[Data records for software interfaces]
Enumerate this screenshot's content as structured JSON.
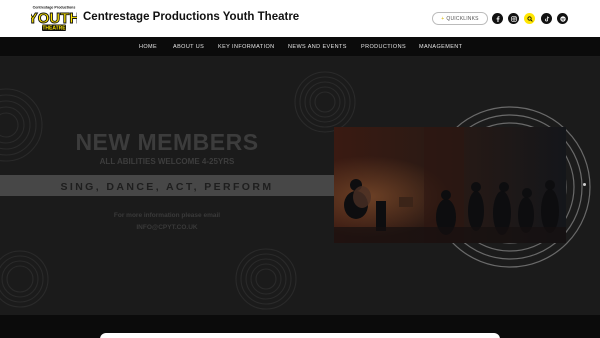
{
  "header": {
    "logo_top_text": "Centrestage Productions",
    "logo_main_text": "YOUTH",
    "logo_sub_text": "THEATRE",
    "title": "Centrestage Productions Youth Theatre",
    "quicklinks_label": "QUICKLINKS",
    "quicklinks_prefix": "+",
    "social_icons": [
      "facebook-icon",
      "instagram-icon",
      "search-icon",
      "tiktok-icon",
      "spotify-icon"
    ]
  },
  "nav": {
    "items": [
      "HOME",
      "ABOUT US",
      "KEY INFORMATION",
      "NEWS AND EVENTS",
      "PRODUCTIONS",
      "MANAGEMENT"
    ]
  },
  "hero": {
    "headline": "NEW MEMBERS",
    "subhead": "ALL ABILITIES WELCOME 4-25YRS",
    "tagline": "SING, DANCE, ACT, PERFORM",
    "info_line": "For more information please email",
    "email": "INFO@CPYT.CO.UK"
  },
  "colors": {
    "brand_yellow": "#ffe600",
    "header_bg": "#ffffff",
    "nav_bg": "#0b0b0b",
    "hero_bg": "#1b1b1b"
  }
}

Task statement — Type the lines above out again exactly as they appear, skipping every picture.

Result —
Enumerate this screenshot's content as structured JSON.
{
  "header": {
    "logo_top_text": "Centrestage Productions",
    "logo_main_text": "YOUTH",
    "logo_sub_text": "THEATRE",
    "title": "Centrestage Productions Youth Theatre",
    "quicklinks_label": "QUICKLINKS",
    "quicklinks_prefix": "+",
    "social_icons": [
      "facebook-icon",
      "instagram-icon",
      "search-icon",
      "tiktok-icon",
      "spotify-icon"
    ]
  },
  "nav": {
    "items": [
      "HOME",
      "ABOUT US",
      "KEY INFORMATION",
      "NEWS AND EVENTS",
      "PRODUCTIONS",
      "MANAGEMENT"
    ]
  },
  "hero": {
    "headline": "NEW MEMBERS",
    "subhead": "ALL ABILITIES WELCOME 4-25YRS",
    "tagline": "SING, DANCE, ACT, PERFORM",
    "info_line": "For more information please email",
    "email": "INFO@CPYT.CO.UK"
  },
  "colors": {
    "brand_yellow": "#ffe600",
    "header_bg": "#ffffff",
    "nav_bg": "#0b0b0b",
    "hero_bg": "#1b1b1b"
  }
}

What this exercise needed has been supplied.